References:
[1] Druker, S., Altered Genes: Twisted Truth, Clear River Press, 2015

[2] GRAS: Federal Food, Drugs and Cosmetics Act, http://www.fda.gov/Food/IngredientsPackagingLabeling/GRAS/

[3] OECD definition, as reported in Millstone, E. et al., “Beyond ‘substantial equivalence’” Nature, October 7, 1999.

[4] Smith, J. Genetic Roulette: The Documented Health Risks of Genetically Engineered Foods, Yes! Books, 2007.

[5] The World Foundation for Natural Science, GMO Fact Sheet, 2015, https://www.naturalscience.org/publications/the-hidden-use-of-genetically-modified-organisms-and-their-impact-on-human-beings-animals-and-nature/

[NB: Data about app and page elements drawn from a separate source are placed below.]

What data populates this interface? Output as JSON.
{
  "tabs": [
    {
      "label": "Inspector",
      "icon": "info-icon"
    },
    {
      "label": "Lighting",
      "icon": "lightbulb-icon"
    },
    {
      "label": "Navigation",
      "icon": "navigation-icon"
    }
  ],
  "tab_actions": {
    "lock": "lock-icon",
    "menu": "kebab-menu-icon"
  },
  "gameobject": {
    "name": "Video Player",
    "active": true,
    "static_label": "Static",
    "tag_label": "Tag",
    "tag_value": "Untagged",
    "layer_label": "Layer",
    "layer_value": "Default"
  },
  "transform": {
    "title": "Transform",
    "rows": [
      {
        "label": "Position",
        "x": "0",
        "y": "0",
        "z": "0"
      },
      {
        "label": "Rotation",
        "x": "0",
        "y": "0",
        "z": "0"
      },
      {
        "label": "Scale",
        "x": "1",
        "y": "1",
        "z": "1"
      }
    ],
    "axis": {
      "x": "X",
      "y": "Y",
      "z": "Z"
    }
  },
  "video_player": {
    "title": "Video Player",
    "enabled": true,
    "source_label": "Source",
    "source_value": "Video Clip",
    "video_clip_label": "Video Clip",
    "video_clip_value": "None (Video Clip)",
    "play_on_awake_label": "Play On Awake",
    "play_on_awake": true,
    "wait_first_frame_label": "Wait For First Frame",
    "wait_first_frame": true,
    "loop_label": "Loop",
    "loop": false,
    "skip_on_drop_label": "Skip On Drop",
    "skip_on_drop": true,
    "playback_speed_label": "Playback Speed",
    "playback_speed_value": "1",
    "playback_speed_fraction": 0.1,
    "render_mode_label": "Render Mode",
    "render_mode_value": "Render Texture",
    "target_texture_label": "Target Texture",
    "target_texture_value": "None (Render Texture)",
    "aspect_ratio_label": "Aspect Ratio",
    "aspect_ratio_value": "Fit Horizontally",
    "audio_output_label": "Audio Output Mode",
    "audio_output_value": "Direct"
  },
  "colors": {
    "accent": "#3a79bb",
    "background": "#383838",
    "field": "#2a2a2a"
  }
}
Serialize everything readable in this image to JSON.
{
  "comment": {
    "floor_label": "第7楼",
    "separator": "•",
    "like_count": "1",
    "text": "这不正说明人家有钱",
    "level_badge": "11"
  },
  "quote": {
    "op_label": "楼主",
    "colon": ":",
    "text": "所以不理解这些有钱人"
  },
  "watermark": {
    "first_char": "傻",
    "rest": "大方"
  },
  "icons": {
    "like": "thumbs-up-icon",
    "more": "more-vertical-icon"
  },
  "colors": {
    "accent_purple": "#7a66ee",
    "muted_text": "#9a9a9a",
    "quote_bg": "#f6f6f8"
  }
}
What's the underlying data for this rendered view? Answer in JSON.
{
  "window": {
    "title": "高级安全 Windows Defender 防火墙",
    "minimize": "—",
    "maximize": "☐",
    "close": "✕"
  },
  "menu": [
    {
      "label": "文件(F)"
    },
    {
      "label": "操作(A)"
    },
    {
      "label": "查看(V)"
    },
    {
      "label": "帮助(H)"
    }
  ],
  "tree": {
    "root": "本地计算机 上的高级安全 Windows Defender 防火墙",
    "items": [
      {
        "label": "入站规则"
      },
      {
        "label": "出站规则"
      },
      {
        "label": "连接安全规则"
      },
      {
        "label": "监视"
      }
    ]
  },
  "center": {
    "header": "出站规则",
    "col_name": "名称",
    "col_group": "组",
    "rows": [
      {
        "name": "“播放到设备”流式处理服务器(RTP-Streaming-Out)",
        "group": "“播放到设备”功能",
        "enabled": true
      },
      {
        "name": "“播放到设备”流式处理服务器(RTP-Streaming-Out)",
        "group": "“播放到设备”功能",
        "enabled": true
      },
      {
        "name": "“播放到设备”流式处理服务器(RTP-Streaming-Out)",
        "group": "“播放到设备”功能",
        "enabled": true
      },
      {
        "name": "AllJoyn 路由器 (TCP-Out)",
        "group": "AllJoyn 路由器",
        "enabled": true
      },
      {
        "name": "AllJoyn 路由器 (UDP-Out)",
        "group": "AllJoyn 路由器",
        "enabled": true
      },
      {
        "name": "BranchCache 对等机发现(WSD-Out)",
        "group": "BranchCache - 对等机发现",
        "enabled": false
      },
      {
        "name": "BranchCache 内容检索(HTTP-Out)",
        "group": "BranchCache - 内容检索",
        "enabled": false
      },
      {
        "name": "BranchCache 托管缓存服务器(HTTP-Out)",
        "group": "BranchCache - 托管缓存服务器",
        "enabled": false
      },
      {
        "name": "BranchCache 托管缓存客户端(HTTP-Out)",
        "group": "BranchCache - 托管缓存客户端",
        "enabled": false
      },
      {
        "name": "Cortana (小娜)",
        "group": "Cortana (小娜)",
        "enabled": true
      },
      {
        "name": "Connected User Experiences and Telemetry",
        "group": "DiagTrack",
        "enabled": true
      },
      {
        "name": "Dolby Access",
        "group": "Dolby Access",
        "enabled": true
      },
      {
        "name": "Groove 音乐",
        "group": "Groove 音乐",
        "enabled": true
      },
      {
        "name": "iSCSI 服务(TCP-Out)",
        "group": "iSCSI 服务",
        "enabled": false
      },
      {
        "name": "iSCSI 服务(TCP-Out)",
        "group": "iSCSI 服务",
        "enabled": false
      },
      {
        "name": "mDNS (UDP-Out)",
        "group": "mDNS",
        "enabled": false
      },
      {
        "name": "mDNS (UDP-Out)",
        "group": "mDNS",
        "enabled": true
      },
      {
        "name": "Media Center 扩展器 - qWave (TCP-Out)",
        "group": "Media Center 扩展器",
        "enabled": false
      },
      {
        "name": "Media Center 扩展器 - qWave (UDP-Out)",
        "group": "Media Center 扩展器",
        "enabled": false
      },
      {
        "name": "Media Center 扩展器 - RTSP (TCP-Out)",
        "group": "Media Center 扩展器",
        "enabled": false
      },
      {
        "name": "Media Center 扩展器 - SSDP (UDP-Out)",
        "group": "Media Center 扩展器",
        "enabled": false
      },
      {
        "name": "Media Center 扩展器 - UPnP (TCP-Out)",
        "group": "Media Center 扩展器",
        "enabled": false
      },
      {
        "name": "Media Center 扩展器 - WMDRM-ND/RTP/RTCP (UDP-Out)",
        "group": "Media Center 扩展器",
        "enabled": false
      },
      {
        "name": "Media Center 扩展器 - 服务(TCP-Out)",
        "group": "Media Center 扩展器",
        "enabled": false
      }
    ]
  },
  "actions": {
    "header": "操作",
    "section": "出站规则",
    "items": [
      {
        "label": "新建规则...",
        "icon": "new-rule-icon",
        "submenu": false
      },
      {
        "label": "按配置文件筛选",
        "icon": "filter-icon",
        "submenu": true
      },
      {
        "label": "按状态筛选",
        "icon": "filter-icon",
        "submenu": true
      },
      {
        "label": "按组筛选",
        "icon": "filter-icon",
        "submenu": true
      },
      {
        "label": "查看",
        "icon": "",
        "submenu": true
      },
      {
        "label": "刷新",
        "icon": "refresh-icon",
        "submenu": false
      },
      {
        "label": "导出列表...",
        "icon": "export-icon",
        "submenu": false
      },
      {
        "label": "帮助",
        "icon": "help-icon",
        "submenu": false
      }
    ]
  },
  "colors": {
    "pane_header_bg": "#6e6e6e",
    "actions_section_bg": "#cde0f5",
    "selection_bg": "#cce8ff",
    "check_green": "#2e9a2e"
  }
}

[6] R. Mesnage et al. “An integrated multi-omics analysis of the NK603 Roundup-tolerant GM maize reveals metabolism disturbances caused by the transformation process” Scientific Reports 6, Article number: 37855, 2016. doi:10.1038/srep37855, http://www.nature.com/articles/srep37855

[7] GMWatch, “GMO maize NK603 is not substantially equivalent to its non-GMO counterpart”, http://gmwatch.org/news/latest-news/17378-gmo-maize-nk603-is-not-substantially-equivalent-to-non-gmo-counterpart, 19 December 2016.

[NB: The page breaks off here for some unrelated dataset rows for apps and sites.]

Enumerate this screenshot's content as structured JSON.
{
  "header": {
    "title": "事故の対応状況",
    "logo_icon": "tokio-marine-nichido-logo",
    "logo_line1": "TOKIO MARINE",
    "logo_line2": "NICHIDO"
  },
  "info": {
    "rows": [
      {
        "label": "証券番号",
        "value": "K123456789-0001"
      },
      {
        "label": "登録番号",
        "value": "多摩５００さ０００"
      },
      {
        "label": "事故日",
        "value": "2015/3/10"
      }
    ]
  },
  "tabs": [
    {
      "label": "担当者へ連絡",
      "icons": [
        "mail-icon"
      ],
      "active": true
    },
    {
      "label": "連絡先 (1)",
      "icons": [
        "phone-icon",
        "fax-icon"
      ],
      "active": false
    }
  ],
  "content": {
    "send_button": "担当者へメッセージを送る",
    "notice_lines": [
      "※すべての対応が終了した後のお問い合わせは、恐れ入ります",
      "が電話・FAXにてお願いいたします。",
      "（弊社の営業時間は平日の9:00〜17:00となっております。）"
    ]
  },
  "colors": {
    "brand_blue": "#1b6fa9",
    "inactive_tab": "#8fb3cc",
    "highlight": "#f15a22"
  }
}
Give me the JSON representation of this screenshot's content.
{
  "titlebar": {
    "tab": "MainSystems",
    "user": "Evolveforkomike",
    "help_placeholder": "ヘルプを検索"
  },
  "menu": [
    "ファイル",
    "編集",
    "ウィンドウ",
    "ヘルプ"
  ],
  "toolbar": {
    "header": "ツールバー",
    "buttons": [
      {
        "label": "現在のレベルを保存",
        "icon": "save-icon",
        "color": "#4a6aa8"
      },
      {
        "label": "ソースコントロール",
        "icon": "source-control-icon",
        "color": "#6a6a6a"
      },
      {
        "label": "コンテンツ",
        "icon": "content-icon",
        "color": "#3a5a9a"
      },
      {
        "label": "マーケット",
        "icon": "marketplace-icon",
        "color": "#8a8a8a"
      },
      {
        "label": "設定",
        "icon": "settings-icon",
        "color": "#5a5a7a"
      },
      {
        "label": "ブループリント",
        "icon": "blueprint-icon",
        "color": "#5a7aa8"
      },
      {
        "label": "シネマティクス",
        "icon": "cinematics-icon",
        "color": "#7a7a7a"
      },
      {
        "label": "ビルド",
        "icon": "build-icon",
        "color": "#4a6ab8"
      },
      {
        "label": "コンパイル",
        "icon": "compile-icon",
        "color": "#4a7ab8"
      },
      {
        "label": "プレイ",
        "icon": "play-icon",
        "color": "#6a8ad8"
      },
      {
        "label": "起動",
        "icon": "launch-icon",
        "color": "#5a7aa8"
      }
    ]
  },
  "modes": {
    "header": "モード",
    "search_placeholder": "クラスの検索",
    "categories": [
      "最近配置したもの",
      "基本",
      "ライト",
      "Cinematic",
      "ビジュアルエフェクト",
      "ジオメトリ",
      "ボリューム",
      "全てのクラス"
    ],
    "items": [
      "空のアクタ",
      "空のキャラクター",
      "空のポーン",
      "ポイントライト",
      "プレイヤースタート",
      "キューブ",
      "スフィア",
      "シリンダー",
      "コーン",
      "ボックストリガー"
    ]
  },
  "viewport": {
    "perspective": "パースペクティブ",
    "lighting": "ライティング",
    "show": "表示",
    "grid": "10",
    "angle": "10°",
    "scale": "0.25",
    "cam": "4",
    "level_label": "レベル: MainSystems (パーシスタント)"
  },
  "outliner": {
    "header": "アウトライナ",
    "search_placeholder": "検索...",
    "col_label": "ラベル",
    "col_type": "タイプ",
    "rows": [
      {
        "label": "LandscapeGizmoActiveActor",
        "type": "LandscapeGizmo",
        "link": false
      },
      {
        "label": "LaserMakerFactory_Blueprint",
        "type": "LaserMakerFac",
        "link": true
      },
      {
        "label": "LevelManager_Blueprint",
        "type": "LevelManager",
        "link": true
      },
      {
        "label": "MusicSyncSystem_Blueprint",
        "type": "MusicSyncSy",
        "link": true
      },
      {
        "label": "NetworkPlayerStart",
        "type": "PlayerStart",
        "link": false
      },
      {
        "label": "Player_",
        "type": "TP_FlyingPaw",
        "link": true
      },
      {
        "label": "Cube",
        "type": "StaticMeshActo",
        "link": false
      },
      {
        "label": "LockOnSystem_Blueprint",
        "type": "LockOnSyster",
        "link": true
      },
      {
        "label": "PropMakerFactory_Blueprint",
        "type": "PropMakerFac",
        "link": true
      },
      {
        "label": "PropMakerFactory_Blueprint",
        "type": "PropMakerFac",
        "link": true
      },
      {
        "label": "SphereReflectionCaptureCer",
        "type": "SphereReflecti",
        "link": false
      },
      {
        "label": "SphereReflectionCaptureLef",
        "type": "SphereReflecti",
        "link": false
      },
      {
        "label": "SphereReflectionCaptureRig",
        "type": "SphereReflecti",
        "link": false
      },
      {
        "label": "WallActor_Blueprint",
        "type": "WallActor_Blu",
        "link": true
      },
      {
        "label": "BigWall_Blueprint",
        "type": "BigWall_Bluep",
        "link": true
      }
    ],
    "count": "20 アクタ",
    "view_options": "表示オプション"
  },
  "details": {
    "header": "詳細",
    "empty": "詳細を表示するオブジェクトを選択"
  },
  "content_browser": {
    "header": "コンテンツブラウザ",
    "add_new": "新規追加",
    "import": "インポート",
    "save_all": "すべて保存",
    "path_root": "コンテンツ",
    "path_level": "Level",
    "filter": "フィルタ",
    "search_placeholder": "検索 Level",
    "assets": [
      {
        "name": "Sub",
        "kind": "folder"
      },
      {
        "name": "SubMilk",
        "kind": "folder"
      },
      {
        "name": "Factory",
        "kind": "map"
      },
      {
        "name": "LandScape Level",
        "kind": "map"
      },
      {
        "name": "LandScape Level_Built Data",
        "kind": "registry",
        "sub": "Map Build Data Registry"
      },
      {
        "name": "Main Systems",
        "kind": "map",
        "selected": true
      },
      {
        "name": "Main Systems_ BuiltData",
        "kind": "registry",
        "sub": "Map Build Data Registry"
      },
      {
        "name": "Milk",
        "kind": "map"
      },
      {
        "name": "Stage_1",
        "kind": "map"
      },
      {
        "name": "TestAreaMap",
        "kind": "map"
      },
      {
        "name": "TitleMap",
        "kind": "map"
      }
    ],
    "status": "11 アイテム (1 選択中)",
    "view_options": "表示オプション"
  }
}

[8] J. Schmidt  et al. “Effects of activated Bt transgene products (Cry1Ab, Cry3Bb) on immature stages of the ladybird Adalia bipunctata in laboratory ecotoxicity testing”. Arch Environ Contam Toxicol 2009, 56: 221–228. 10.1007/s00244-008-9191-9

[9] A. Hilbeck et al. “Underlying reasons of the controversy over adverse effects of Bt toxins on lady beetle and lacewing larvae.” Environmental Sciences Europe 24, doi: 10.1186/2190-4715-24-9 (2012)

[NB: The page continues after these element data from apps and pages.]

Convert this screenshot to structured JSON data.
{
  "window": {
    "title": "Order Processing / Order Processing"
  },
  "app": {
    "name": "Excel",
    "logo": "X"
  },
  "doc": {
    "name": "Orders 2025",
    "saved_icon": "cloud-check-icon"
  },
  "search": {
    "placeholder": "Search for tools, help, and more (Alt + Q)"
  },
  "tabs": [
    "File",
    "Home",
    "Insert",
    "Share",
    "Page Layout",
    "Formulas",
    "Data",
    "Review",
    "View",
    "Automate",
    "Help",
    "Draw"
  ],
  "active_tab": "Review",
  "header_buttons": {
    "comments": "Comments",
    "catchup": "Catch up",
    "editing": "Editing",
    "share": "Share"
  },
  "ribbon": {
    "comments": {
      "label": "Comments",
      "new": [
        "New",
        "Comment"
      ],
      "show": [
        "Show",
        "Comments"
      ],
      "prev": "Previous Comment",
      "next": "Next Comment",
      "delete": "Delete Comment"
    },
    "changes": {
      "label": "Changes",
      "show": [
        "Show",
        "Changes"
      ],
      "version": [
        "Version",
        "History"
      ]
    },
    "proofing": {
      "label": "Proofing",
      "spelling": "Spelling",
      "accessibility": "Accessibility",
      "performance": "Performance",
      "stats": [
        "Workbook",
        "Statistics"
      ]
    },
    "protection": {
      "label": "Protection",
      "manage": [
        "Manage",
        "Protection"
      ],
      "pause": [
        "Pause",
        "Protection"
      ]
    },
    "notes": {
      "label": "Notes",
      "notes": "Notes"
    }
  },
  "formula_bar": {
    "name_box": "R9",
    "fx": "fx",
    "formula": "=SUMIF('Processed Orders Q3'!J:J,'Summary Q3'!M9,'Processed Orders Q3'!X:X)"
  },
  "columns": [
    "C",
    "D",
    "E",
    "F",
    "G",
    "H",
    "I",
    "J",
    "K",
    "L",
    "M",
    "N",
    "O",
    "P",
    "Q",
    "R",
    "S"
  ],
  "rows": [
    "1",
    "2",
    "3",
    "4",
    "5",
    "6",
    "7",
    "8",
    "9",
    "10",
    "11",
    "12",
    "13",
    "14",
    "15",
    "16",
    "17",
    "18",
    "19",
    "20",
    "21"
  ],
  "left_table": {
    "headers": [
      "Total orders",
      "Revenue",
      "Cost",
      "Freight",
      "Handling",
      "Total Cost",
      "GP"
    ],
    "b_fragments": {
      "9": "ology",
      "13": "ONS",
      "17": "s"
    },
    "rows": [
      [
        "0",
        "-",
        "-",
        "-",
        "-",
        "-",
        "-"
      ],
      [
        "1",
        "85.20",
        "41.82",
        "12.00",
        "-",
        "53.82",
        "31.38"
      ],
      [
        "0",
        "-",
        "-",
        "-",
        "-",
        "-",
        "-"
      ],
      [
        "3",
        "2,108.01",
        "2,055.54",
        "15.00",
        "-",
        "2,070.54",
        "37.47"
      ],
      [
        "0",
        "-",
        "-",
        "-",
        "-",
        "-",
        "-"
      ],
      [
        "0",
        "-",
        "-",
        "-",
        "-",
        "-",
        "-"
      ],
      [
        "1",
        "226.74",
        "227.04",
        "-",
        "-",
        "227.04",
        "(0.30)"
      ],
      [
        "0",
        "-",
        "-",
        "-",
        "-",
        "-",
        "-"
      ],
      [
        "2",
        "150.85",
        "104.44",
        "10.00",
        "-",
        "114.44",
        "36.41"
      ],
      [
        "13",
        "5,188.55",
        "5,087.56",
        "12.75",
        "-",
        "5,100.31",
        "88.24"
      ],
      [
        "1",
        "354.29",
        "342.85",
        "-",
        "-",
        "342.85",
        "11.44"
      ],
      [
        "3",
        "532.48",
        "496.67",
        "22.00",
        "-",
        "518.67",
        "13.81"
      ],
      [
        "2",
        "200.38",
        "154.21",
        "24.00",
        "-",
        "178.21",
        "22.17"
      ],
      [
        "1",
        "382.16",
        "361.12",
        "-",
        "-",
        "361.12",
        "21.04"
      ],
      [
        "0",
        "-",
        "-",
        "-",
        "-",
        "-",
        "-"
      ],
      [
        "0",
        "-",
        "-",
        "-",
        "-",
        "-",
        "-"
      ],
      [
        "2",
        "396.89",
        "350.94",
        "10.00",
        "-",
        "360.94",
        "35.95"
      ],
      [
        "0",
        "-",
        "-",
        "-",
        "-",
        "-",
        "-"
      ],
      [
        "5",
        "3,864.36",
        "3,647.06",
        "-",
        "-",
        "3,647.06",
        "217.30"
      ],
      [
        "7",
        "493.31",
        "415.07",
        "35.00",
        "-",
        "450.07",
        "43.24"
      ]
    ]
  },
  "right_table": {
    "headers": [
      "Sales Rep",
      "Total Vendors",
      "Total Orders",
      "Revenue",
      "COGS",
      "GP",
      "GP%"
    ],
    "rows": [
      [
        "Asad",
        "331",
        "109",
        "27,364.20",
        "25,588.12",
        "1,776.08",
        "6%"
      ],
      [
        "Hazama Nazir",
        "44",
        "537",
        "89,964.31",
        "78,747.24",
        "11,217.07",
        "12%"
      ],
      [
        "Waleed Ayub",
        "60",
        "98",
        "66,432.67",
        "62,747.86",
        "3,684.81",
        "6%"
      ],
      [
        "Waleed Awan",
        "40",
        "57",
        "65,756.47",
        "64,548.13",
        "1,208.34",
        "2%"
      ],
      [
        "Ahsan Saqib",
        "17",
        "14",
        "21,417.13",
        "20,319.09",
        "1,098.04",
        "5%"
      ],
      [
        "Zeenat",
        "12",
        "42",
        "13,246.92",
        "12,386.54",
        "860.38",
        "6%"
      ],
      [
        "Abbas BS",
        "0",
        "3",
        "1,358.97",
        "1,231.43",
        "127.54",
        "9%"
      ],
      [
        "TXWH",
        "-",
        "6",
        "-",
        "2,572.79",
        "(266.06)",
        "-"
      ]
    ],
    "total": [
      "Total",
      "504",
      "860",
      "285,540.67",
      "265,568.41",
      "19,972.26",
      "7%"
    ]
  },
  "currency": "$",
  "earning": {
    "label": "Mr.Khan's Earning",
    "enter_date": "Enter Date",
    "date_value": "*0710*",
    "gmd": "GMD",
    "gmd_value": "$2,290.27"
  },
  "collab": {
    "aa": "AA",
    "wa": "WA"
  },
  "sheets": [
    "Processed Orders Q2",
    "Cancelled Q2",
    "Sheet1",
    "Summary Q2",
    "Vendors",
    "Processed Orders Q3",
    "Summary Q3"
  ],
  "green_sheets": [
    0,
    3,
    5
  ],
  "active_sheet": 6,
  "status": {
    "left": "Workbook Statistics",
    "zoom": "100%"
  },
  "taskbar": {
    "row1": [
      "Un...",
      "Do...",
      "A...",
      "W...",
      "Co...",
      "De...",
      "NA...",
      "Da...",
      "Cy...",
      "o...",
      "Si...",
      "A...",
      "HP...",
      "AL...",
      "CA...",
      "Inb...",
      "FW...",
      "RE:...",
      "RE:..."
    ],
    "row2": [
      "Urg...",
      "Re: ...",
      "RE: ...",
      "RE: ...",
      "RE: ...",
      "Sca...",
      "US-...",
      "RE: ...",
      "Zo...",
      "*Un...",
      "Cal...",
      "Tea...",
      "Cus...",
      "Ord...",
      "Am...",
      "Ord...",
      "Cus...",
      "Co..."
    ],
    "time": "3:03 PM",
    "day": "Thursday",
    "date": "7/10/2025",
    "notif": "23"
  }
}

[10] Seralini, G.-E. et al. “Genetically modified crops safety assessments: present limits and possible improvements.” Environ Sci Eur 23, 10 (2011)

[11] Daily Express, March 12 1999, Why soya is a hidden destroyer, http://www.iatp.org/news/why-soya-is-a-hidden-destroyer

[12] Ewen, S.W.B, and Pusztai, A., “Effects of diets containing genetically modified potatoes expressing Galanthus nivalis lectin on rat small intestine,” The Lancet 354 (1999) 1353-54.

[13] Genetic Roulette: The gamble of our lives documentary, Jeffrey M. Smith, 2012.

[14] US Food and Drugs Administration, “Statement of Policy: Foods Derived from New Plant Varieties,” Federal Register 57, no. 104 (May 29, 1992): 22991

[15] Los Angeles Times, “California gets closer to requiring cancer warning label on Roundup weed killer” January 27th 2017, http://www.latimes.com/business/la-fi-roundup-cancer-20170127-story.html

[16] International Agency for Research on Cancer (2015), “IARC Monographs Volume 112: evaluation of five organophosphate insecticides and herbicideshttps://www.iarc.fr/en/media-centre/iarcnews/pdf/MonographVolume112.pdf

[17] K. Guyton et al, on behalf of the International Agency for Research on Cancer Monograph Working Group, IARC, “Carcinogenicity of tetrachlorvinphos, parathion, malathion, diazinon, and glyphosate”, The Lancet Oncology, Volume 16, No. 5, p490–491, May 2015.

[18] Mercola.com, “Monsanto’s Roundup Must Carry Cancer Warning Label, Judge Decrees”, 14th February 2017, http://articles.mercola.com/sites/articles/archive/2017/02/14/monsantos-roundup-cancer-warning-label.aspx